According to the Merriam-Webster Dictionary of Law, negligence is a “failure to exercise the degree of care expected of a person of ordinary prudence in like circumstances in protecting others from a foreseeable and unreasonable risk of harm in a particular situation.” Neglect is more specific; it is defined as “a disregard of duty resulting from carelessness, indifference, or willfulness.”
Types of Nursing Home Negligence or Neglect in New York
While negligence might not be as violent as outright abuse of nursing home patients, it can be just as deadly. There are several different forms of nursing home negligence/neglect – here are the most common types:
1. Medical Neglect
Medical neglect occurs when staff do not provide basic medical care to a resident. This can include improper care for existing conditions, failure to administer medications, and failure to report signs of illnesses or infections.
2. Social/Emotional Neglect
Social interactions boost mood and mental health, but if nursing home staff prevent residents from interacting with others, social and emotional neglect can occur. This can happen if residents are accidentally isolated, or if those with mobility problems don’t have access to items that can help them move around, such as canes or walkers.
3. Neglect of Basic Living Needs/Hygiene
This includes improperly bathing residents or not bathing them at all, not changing a resident’s clothes on a regular basis, not changing the clothes or bedding if a resident soils themselves, and not keeping a resident’s room or the nursing home facility itself clean.
Signs of Nursing Home Negligence or Neglect
Warning signs that a loved one may be suffering from neglect includes the following:
- Dehydration or malnutrition
- Untreated bed sores
- Poor personal hygiene
- Unattended or untreated health problems
- Unsafe living conditions
- Unsanitary living conditions
Impact of Nursing Home Negligence or Neglect
It goes without saying that nursing home neglect can have a devastating impact on both the patient and their loved ones. Here are some of the effects of nursing home negligence:
- Malnutrition and dehydration
- Unmet basic physiological needs, including hygienic conditions and living quarters
- Functional impairment
- Lower quality of life
- Psychological distress and depression
- Poor physical health
- Increased disability and mortality
Nursing Home Legislation in NY
As part of a state budget deal, NY lawmakers recently passed legislation aimed at reducing neglect in nursing homes by holding facility operators more accountable. For-profit homes would be required to spend at least 70% of their revenue on direct patient care, which is still lower than in some other states. The budget also provides $64 million to nursing home and acute care facilities in order to boost nursing staff levels.

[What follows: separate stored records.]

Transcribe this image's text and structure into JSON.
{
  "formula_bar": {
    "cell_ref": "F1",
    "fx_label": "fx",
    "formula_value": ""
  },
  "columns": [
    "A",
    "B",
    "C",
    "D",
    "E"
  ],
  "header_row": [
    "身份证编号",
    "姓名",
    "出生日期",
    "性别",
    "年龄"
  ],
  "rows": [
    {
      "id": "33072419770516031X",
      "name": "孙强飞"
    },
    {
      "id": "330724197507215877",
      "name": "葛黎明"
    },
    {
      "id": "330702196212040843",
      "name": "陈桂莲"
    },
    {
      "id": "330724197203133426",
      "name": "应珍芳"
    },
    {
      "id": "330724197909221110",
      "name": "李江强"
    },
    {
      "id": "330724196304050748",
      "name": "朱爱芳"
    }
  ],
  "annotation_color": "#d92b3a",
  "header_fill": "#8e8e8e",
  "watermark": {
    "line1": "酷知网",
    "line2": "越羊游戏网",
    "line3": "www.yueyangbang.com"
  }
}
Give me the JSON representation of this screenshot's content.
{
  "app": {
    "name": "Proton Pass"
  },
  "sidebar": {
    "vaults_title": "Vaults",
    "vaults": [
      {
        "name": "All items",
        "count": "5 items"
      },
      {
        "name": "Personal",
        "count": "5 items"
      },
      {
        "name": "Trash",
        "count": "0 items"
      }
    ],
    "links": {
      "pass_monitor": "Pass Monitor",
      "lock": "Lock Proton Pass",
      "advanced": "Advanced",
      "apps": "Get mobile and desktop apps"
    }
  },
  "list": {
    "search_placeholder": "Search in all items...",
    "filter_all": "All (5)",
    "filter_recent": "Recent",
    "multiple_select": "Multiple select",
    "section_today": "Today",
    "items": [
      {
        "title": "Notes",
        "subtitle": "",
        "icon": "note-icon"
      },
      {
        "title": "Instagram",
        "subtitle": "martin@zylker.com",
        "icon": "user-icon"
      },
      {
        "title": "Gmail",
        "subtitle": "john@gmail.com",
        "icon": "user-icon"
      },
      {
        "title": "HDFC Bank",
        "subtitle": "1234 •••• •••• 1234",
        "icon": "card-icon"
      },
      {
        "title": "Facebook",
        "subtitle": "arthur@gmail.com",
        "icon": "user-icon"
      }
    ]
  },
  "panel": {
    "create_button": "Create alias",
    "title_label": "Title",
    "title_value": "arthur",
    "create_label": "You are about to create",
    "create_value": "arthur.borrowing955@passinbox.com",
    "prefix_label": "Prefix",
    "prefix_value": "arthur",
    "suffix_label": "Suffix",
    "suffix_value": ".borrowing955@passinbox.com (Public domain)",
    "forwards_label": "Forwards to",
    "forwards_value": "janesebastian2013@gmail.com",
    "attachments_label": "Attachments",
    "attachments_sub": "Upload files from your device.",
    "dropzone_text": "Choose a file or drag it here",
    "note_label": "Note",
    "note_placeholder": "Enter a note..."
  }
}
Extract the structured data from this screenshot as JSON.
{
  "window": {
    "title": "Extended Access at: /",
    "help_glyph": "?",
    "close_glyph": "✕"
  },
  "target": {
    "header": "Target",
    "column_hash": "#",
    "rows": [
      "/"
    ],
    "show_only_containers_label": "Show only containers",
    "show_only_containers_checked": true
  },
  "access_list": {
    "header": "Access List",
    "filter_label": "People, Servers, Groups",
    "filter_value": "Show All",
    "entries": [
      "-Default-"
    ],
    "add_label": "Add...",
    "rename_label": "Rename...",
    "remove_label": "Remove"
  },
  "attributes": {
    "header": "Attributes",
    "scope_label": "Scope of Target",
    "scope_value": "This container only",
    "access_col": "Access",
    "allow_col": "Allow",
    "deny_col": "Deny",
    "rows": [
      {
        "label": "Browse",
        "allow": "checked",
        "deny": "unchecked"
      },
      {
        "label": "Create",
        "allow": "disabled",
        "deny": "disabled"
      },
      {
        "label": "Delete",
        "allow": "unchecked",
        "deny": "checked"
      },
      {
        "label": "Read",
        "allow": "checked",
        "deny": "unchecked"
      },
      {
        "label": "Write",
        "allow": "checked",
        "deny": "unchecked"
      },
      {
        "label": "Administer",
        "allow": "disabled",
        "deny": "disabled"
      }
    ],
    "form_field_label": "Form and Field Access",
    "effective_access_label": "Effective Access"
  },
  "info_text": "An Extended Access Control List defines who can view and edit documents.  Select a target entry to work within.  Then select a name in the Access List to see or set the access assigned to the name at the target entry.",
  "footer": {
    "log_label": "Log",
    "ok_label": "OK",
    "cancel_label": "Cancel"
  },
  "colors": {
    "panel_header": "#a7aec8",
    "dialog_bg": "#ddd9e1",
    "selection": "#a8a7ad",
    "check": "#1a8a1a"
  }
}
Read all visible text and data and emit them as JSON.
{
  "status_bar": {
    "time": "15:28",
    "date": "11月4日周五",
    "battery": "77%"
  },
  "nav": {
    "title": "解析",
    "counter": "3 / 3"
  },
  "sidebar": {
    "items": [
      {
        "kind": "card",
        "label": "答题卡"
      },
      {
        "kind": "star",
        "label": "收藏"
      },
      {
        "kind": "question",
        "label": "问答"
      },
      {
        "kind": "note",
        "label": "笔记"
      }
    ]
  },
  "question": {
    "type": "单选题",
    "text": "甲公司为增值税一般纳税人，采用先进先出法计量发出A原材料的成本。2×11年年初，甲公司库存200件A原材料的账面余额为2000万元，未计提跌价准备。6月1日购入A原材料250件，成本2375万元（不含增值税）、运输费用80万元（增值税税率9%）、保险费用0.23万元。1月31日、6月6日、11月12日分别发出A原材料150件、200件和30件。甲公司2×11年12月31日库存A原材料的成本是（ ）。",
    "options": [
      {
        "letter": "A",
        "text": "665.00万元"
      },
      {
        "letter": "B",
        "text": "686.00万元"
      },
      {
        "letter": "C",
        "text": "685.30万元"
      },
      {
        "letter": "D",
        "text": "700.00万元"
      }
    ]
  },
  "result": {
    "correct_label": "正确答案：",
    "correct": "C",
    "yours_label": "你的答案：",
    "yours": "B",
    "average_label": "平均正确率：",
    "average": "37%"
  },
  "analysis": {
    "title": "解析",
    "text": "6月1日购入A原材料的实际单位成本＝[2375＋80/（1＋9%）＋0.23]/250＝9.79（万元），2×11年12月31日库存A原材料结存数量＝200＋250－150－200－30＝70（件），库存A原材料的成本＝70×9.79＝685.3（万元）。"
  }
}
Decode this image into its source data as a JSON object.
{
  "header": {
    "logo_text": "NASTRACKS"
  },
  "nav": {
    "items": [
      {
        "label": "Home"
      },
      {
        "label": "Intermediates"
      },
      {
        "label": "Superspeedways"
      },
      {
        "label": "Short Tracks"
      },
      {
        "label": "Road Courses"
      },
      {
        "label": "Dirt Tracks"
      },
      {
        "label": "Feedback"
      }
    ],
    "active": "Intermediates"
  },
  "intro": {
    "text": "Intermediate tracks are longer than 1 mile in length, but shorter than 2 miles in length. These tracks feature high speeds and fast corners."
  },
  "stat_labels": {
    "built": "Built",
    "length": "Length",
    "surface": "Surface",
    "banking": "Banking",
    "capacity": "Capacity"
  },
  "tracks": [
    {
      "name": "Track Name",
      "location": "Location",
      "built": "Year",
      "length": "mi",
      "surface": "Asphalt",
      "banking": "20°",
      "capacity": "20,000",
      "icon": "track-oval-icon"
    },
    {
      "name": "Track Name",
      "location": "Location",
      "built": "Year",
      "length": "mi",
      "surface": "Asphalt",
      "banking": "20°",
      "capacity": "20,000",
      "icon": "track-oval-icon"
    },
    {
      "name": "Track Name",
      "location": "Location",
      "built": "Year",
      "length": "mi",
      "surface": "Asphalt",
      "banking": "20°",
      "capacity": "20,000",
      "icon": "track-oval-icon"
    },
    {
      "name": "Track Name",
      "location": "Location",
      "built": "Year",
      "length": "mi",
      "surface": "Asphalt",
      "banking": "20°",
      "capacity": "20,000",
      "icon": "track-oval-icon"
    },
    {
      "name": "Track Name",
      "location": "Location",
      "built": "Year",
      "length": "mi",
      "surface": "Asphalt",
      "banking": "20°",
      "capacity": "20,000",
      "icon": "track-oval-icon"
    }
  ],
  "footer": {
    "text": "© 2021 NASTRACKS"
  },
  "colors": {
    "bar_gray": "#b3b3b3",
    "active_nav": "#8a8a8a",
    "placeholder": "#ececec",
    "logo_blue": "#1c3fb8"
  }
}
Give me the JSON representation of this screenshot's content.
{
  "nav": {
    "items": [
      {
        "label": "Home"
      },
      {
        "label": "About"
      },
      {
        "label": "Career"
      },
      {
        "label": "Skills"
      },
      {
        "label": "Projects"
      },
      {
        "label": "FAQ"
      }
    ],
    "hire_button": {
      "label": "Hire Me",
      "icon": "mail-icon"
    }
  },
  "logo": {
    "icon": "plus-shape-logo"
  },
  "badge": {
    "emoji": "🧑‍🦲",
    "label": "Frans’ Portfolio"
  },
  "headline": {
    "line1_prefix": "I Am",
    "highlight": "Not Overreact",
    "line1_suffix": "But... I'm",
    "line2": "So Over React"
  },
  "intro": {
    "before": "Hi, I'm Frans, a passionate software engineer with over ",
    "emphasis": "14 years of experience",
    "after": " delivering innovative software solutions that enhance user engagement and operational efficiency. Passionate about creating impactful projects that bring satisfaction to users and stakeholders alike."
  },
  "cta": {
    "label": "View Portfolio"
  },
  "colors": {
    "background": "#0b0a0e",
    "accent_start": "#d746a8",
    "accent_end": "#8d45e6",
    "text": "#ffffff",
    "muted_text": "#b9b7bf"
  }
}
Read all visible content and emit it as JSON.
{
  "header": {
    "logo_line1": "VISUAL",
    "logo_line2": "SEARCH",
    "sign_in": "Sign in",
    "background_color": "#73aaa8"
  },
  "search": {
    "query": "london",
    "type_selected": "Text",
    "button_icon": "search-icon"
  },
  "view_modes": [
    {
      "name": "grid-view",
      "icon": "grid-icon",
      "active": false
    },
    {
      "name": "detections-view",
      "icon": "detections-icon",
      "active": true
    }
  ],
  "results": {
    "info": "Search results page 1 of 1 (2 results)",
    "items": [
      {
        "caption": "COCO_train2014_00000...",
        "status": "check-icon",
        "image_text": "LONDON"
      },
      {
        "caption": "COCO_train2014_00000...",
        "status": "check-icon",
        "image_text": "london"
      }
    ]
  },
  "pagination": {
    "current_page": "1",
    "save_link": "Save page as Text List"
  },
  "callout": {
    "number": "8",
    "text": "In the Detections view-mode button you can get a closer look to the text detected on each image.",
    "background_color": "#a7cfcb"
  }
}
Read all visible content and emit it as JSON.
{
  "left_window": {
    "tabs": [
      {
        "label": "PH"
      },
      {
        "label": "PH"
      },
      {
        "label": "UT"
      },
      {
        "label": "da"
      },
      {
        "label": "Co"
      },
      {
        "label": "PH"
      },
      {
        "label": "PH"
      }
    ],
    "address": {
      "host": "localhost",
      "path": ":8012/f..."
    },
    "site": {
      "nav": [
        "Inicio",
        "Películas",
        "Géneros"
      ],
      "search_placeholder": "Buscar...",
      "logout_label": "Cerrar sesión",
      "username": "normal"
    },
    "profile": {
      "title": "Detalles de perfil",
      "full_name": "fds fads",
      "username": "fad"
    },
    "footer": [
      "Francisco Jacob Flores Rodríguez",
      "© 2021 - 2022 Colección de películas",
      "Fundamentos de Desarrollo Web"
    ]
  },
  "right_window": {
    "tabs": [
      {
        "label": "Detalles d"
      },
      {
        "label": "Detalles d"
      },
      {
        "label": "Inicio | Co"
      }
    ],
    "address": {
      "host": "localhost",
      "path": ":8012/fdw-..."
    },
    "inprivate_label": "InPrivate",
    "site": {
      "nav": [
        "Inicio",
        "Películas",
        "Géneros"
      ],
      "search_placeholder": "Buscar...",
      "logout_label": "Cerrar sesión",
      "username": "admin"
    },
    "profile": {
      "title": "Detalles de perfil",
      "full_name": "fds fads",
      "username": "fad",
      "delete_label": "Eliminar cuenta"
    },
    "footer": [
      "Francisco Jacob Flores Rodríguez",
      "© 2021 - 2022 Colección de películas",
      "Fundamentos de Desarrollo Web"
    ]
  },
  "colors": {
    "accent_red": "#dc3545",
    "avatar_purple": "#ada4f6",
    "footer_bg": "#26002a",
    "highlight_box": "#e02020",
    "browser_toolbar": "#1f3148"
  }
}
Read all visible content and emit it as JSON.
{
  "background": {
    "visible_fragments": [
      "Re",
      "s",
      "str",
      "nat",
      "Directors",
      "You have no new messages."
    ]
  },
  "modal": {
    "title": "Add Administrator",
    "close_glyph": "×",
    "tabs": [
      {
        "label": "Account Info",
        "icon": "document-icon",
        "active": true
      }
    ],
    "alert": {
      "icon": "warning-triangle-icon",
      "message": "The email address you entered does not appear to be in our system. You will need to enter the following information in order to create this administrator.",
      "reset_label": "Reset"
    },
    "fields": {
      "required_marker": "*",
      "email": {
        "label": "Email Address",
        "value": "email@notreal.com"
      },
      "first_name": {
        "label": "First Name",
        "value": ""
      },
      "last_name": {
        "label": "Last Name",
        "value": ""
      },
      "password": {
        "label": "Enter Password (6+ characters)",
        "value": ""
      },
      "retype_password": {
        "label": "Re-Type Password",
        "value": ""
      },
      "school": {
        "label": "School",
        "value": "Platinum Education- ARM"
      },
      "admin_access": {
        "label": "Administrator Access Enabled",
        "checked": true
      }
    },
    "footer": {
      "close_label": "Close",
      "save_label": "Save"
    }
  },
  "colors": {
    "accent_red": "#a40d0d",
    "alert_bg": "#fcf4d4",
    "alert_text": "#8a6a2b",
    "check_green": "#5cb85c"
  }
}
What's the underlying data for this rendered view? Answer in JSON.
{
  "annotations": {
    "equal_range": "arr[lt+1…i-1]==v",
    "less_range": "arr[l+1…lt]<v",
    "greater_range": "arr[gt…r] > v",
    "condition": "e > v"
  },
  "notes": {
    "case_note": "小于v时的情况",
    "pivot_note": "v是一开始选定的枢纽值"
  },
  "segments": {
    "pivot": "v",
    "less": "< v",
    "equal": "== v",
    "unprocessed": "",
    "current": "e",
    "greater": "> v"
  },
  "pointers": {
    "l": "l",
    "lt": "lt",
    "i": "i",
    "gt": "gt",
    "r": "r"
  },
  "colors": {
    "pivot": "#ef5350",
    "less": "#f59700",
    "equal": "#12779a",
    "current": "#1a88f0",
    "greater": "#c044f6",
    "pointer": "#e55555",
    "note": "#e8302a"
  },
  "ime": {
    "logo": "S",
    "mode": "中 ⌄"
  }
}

Even during a pandemic, NY nursing homes are required to protect their residents from neglect. While the new laws will hopefully decrease the amount of negligence seen in New York nursing homes, loved ones of residents should still keep alert for signs of neglect. If you suspect nursing home negligence, a reputable NY injury lawyer can help you determine if you have a case.